● Aim of the task:
All lines of the listing that contain "time" should be shown in full.
- - - - -
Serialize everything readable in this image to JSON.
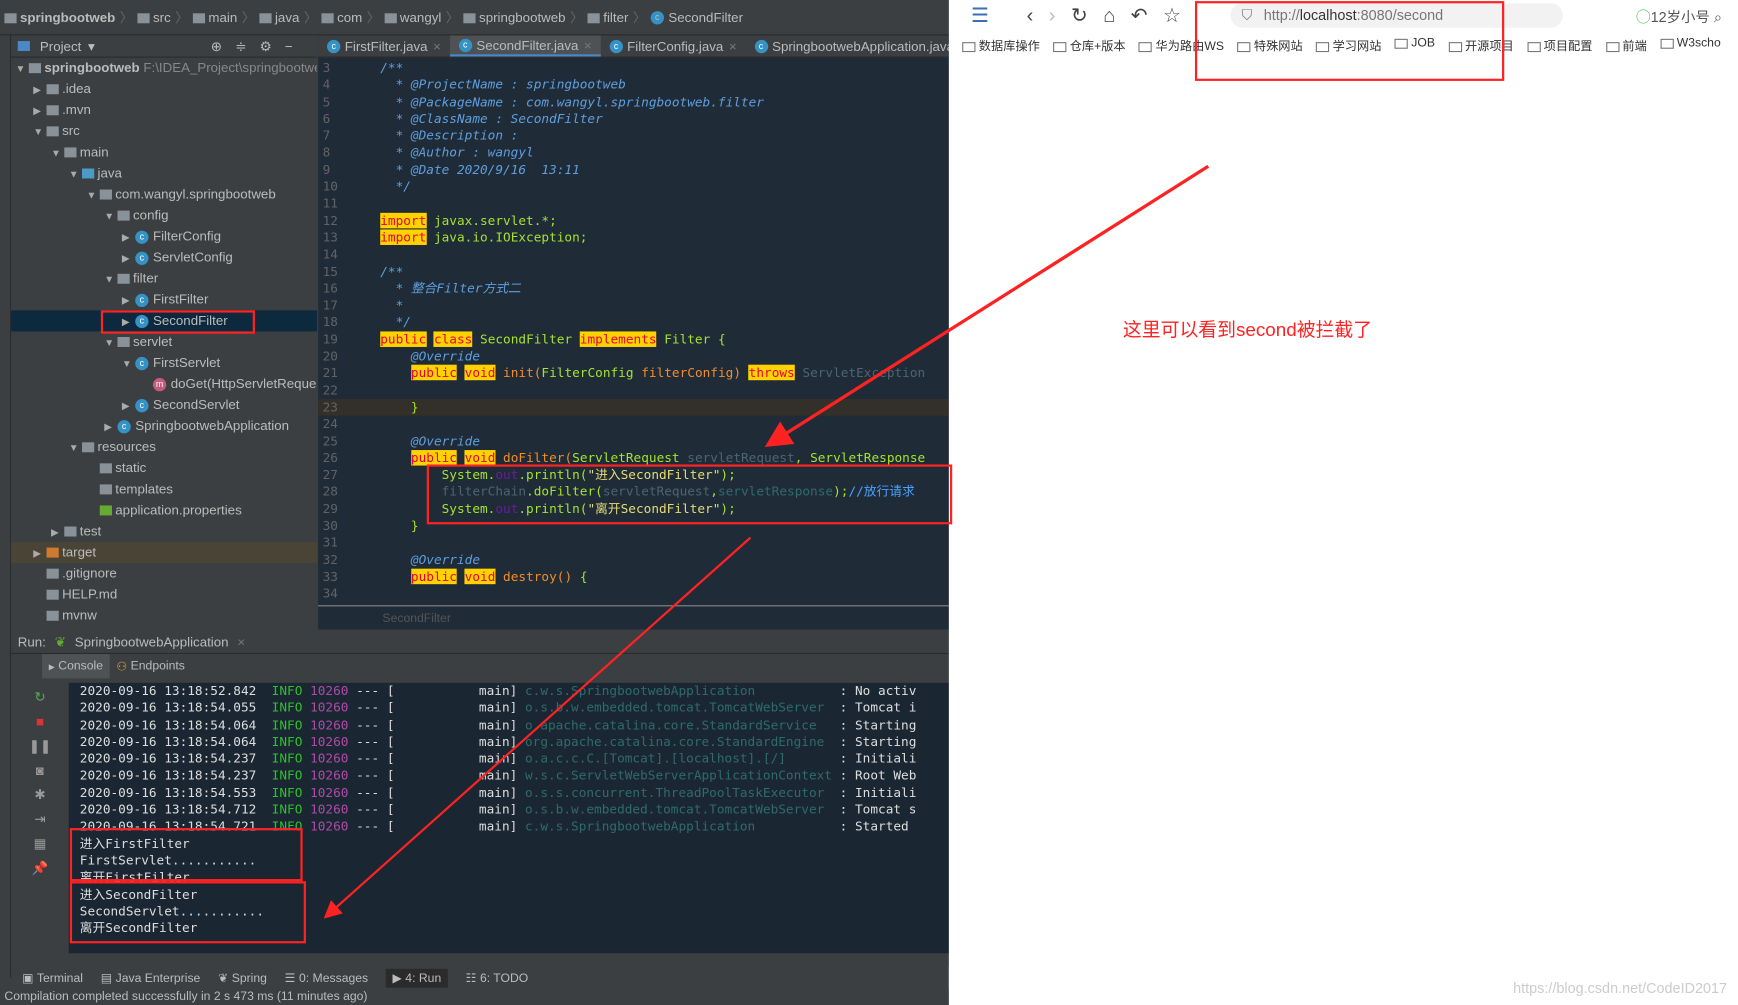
{
  "breadcrumb": [
    "springbootweb",
    "src",
    "main",
    "java",
    "com",
    "wangyl",
    "springbootweb",
    "filter",
    "SecondFilter"
  ],
  "project": {
    "title": "Project",
    "root": "springbootweb",
    "root_path": "F:\\IDEA_Project\\springbootweb",
    "tree": [
      {
        "label": ".idea",
        "depth": 1,
        "arrow": "right",
        "icon": "folder"
      },
      {
        "label": ".mvn",
        "depth": 1,
        "arrow": "right",
        "icon": "folder"
      },
      {
        "label": "src",
        "depth": 1,
        "arrow": "down",
        "icon": "folder"
      },
      {
        "label": "main",
        "depth": 2,
        "arrow": "down",
        "icon": "folder"
      },
      {
        "label": "java",
        "depth": 3,
        "arrow": "down",
        "icon": "source-folder"
      },
      {
        "label": "com.wangyl.springbootweb",
        "depth": 4,
        "arrow": "down",
        "icon": "package"
      },
      {
        "label": "config",
        "depth": 5,
        "arrow": "down",
        "icon": "package"
      },
      {
        "label": "FilterConfig",
        "depth": 6,
        "arrow": "right",
        "icon": "class"
      },
      {
        "label": "ServletConfig",
        "depth": 6,
        "arrow": "right",
        "icon": "class"
      },
      {
        "label": "filter",
        "depth": 5,
        "arrow": "down",
        "icon": "package"
      },
      {
        "label": "FirstFilter",
        "depth": 6,
        "arrow": "right",
        "icon": "class"
      },
      {
        "label": "SecondFilter",
        "depth": 6,
        "arrow": "right",
        "icon": "class",
        "selected": true
      },
      {
        "label": "servlet",
        "depth": 5,
        "arrow": "down",
        "icon": "package"
      },
      {
        "label": "FirstServlet",
        "depth": 6,
        "arrow": "down",
        "icon": "class"
      },
      {
        "label": "doGet(HttpServletRequest",
        "depth": 7,
        "arrow": "",
        "icon": "method"
      },
      {
        "label": "SecondServlet",
        "depth": 6,
        "arrow": "right",
        "icon": "class"
      },
      {
        "label": "SpringbootwebApplication",
        "depth": 5,
        "arrow": "right",
        "icon": "spring-class"
      },
      {
        "label": "resources",
        "depth": 3,
        "arrow": "down",
        "icon": "resources-folder"
      },
      {
        "label": "static",
        "depth": 4,
        "arrow": "",
        "icon": "folder"
      },
      {
        "label": "templates",
        "depth": 4,
        "arrow": "",
        "icon": "folder"
      },
      {
        "label": "application.properties",
        "depth": 4,
        "arrow": "",
        "icon": "spring-properties"
      },
      {
        "label": "test",
        "depth": 2,
        "arrow": "right",
        "icon": "folder"
      },
      {
        "label": "target",
        "depth": 1,
        "arrow": "right",
        "icon": "orange-folder"
      },
      {
        "label": ".gitignore",
        "depth": 1,
        "arrow": "",
        "icon": "file"
      },
      {
        "label": "HELP.md",
        "depth": 1,
        "arrow": "",
        "icon": "markdown-file"
      },
      {
        "label": "mvnw",
        "depth": 1,
        "arrow": "",
        "icon": "file"
      }
    ]
  },
  "editor": {
    "tabs": [
      {
        "label": "FirstFilter.java"
      },
      {
        "label": "SecondFilter.java",
        "active": true
      },
      {
        "label": "FilterConfig.java"
      },
      {
        "label": "SpringbootwebApplication.java"
      }
    ],
    "footer": "SecondFilter",
    "lines": [
      {
        "n": "3",
        "t": [
          [
            "doc",
            "/**"
          ]
        ]
      },
      {
        "n": "4",
        "t": [
          [
            "doc",
            "  * @ProjectName : springbootweb"
          ]
        ]
      },
      {
        "n": "5",
        "t": [
          [
            "doc",
            "  * @PackageName : com.wangyl.springbootweb.filter"
          ]
        ]
      },
      {
        "n": "6",
        "t": [
          [
            "doc",
            "  * @ClassName : SecondFilter"
          ]
        ]
      },
      {
        "n": "7",
        "t": [
          [
            "doc",
            "  * @Description :"
          ]
        ]
      },
      {
        "n": "8",
        "t": [
          [
            "doc",
            "  * @Author : wangyl"
          ]
        ]
      },
      {
        "n": "9",
        "t": [
          [
            "doc",
            "  * @Date 2020/9/16  13:11"
          ]
        ]
      },
      {
        "n": "10",
        "t": [
          [
            "doc",
            "  */"
          ]
        ]
      },
      {
        "n": "11",
        "t": []
      },
      {
        "n": "12",
        "t": [
          [
            "kw",
            "import"
          ],
          [
            "id",
            " javax.servlet.*;"
          ]
        ]
      },
      {
        "n": "13",
        "t": [
          [
            "kw",
            "import"
          ],
          [
            "id",
            " java.io.IOException;"
          ]
        ]
      },
      {
        "n": "14",
        "t": []
      },
      {
        "n": "15",
        "t": [
          [
            "doc",
            "/**"
          ]
        ]
      },
      {
        "n": "16",
        "t": [
          [
            "doc",
            "  * 整合Filter方式二"
          ]
        ]
      },
      {
        "n": "17",
        "t": [
          [
            "doc",
            "  *"
          ]
        ]
      },
      {
        "n": "18",
        "t": [
          [
            "doc",
            "  */"
          ]
        ]
      },
      {
        "n": "19",
        "t": [
          [
            "kw",
            "public"
          ],
          [
            "plain",
            " "
          ],
          [
            "kw",
            "class"
          ],
          [
            "id",
            " SecondFilter "
          ],
          [
            "kw",
            "implements"
          ],
          [
            "id",
            " Filter {"
          ]
        ]
      },
      {
        "n": "20",
        "t": [
          [
            "ann",
            "    @Override"
          ]
        ]
      },
      {
        "n": "21",
        "t": [
          [
            "plain",
            "    "
          ],
          [
            "kw",
            "public"
          ],
          [
            "plain",
            " "
          ],
          [
            "kw",
            "void"
          ],
          [
            "p",
            " init("
          ],
          [
            "id",
            "FilterConfig"
          ],
          [
            "p",
            " filterConfig) "
          ],
          [
            "kw",
            "throws"
          ],
          [
            "dim",
            " ServletException"
          ]
        ]
      },
      {
        "n": "22",
        "t": []
      },
      {
        "n": "23",
        "t": [
          [
            "id",
            "    }"
          ]
        ],
        "hl": true
      },
      {
        "n": "24",
        "t": []
      },
      {
        "n": "25",
        "t": [
          [
            "ann",
            "    @Override"
          ]
        ]
      },
      {
        "n": "26",
        "t": [
          [
            "plain",
            "    "
          ],
          [
            "kw",
            "public"
          ],
          [
            "plain",
            " "
          ],
          [
            "kw",
            "void"
          ],
          [
            "p",
            " doFilter("
          ],
          [
            "id",
            "ServletRequest"
          ],
          [
            "dim",
            " servletRequest"
          ],
          [
            "id",
            ", ServletResponse"
          ]
        ]
      },
      {
        "n": "27",
        "t": [
          [
            "id",
            "        System."
          ],
          [
            "out",
            "out"
          ],
          [
            "id",
            ".println("
          ],
          [
            "str",
            "\"进入SecondFilter\""
          ],
          [
            "id",
            ");"
          ]
        ]
      },
      {
        "n": "28",
        "t": [
          [
            "dim",
            "        filterChain"
          ],
          [
            "id",
            ".doFilter("
          ],
          [
            "dim",
            "servletRequest"
          ],
          [
            "id",
            ","
          ],
          [
            "lg",
            "servletResponse"
          ],
          [
            "id",
            ");"
          ],
          [
            "cm",
            "//放行请求"
          ]
        ]
      },
      {
        "n": "29",
        "t": [
          [
            "id",
            "        System."
          ],
          [
            "out",
            "out"
          ],
          [
            "id",
            ".println("
          ],
          [
            "str",
            "\"离开SecondFilter\""
          ],
          [
            "id",
            ");"
          ]
        ]
      },
      {
        "n": "30",
        "t": [
          [
            "id",
            "    }"
          ]
        ]
      },
      {
        "n": "31",
        "t": []
      },
      {
        "n": "32",
        "t": [
          [
            "ann",
            "    @Override"
          ]
        ]
      },
      {
        "n": "33",
        "t": [
          [
            "plain",
            "    "
          ],
          [
            "kw",
            "public"
          ],
          [
            "plain",
            " "
          ],
          [
            "kw",
            "void"
          ],
          [
            "p",
            " destroy() "
          ],
          [
            "id",
            "{"
          ]
        ]
      },
      {
        "n": "34",
        "t": []
      }
    ]
  },
  "run": {
    "label": "Run:",
    "config": "SpringbootwebApplication",
    "tabs": [
      "Console",
      "Endpoints"
    ],
    "logs": [
      {
        "time": "2020-09-16 13:18:52.842",
        "level": "INFO",
        "pid": "10260",
        "logger": "c.w.s.SpringbootwebApplication",
        "msg": ": No activ"
      },
      {
        "time": "2020-09-16 13:18:54.055",
        "level": "INFO",
        "pid": "10260",
        "logger": "o.s.b.w.embedded.tomcat.TomcatWebServer",
        "msg": ": Tomcat i"
      },
      {
        "time": "2020-09-16 13:18:54.064",
        "level": "INFO",
        "pid": "10260",
        "logger": "o.apache.catalina.core.StandardService",
        "msg": ": Starting"
      },
      {
        "time": "2020-09-16 13:18:54.064",
        "level": "INFO",
        "pid": "10260",
        "logger": "org.apache.catalina.core.StandardEngine",
        "msg": ": Starting"
      },
      {
        "time": "2020-09-16 13:18:54.237",
        "level": "INFO",
        "pid": "10260",
        "logger": "o.a.c.c.C.[Tomcat].[localhost].[/]",
        "msg": ": Initiali"
      },
      {
        "time": "2020-09-16 13:18:54.237",
        "level": "INFO",
        "pid": "10260",
        "logger": "w.s.c.ServletWebServerApplicationContext",
        "msg": ": Root Web"
      },
      {
        "time": "2020-09-16 13:18:54.553",
        "level": "INFO",
        "pid": "10260",
        "logger": "o.s.s.concurrent.ThreadPoolTaskExecutor",
        "msg": ": Initiali"
      },
      {
        "time": "2020-09-16 13:18:54.712",
        "level": "INFO",
        "pid": "10260",
        "logger": "o.s.b.w.embedded.tomcat.TomcatWebServer",
        "msg": ": Tomcat s"
      },
      {
        "time": "2020-09-16 13:18:54.721",
        "level": "INFO",
        "pid": "10260",
        "logger": "c.w.s.SpringbootwebApplication",
        "msg": ": Started"
      }
    ],
    "output": [
      "进入FirstFilter",
      "FirstServlet...........",
      "离开FirstFilter",
      "进入SecondFilter",
      "SecondServlet...........",
      "离开SecondFilter"
    ]
  },
  "bottom_tabs": [
    "Terminal",
    "Java Enterprise",
    "Spring",
    "0: Messages",
    "4: Run",
    "6: TODO"
  ],
  "status": "Compilation completed successfully in 2 s 473 ms (11 minutes ago)",
  "browser": {
    "url_prefix": "http://",
    "url_host": "localhost",
    "url_rest": ":8080/second",
    "search": "12岁小号",
    "bookmarks": [
      "数据库操作",
      "仓库+版本",
      "华为路由WS",
      "特殊网站",
      "学习网站",
      "JOB",
      "开源项目",
      "项目配置",
      "前端",
      "W3scho"
    ]
  },
  "annotation": "这里可以看到second被拦截了",
  "watermark": "https://blog.csdn.net/CodeID2017",
  "colors": {
    "annotation": "#ff2222",
    "keyword_bg": "#ffd200"
  }
}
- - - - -
● Response area:
        "time": "2020-09-16 13:18:52.842",
        "time": "2020-09-16 13:18:54.055",
        "time": "2020-09-16 13:18:54.064",
        "time": "2020-09-16 13:18:54.064",
        "time": "2020-09-16 13:18:54.237",
        "time": "2020-09-16 13:18:54.237",
        "time": "2020-09-16 13:18:54.553",
        "time": "2020-09-16 13:18:54.712",
        "time": "2020-09-16 13:18:54.721",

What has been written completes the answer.